5. Preheat the oven to 350 degrees. Bake the bread for 30 minutes, or until it is golden brown on top and sounds hollow when lightly tapped on the bottom; an instant-read thermometer inserted into the center should register 190 to 200 degrees. Cool in the pan or on a wire rack.

This adapted recipe comes from the book: Prairie Home Breads

by: Judith M. Fertig

The orginial recipe:

The Miller’s Cinnamon and Raisin Bread

Makes 1 loaf

1 cup plus 2 tablespoons milk

2 ½ tablespoons unsalted butter

3 to 3 ½ cups unbleached all-purpose flour

3 tablespoons packed brown sugar

2 tablespoons vital wheat gluten (available at health-food stores and grocery stores)

2 tablespoons ground cinnamon

1 ½ teaspoons salt

2 teaspoons dry instant, rapid-rise, or quick yeast

2/3 or ¾ cups raisins, plumped in hot water and drained

2 large eggs, beaten

1. In a small saucepan, heat the milk and warm (100 degrees). Remove from the heat and add the butter so it melts.

2. In the bowl of an electric mixer or another large bowl, combine 3 cups of the flour, the brown sugar, gluten, cinnamon, salt, and yeast. Using the paddle attachment or a wooden spoon, beat in the raisins, then beat in the eggs and warm milk until you have a soft dough.

3. Switch to the dough hook and knead the dough for 3 to 4 minutes, until smooth and elastic, adding more flour if necessary. Or turn the dough out onto a floured surface and knead by hand. Place the dough in a large oiled bowl and turn to coat. Cover with plastic wrap and let rise at room temperature until doubled in bulk, about 1 hour.

4. Grease a 9-by-5-by-3-inch loaf pan and set aside. Punch down the dough and turn it out onto a floured surface. Shape the dough into a loaf and place in the prepared an. Cover with plastic wrap and let rise at room temperature until doubled in bulk, about 30 minutes.

5. Preheat the oven to 350 degrees. Bake the bread for 30 minutes, or until it is golden brown on top and sounds hollow when lightly tapped on the bottom; an instant-read thermometer inserted into the center should register 190 to 200 degrees.
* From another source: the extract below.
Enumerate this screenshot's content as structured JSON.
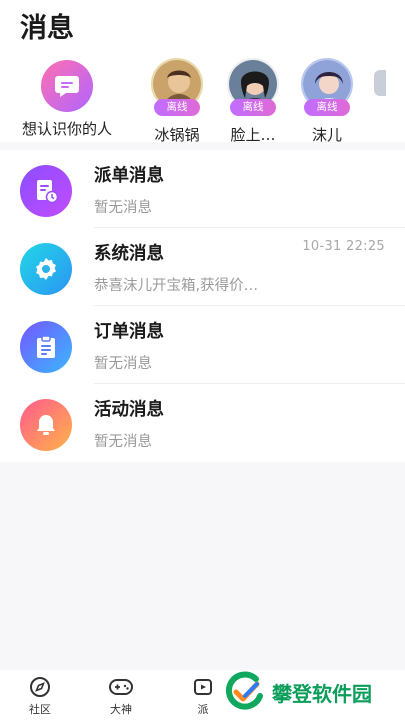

Cool in the pan or on a wire rack.


Book: Prairie Home Breads

by: Judith M. Fertig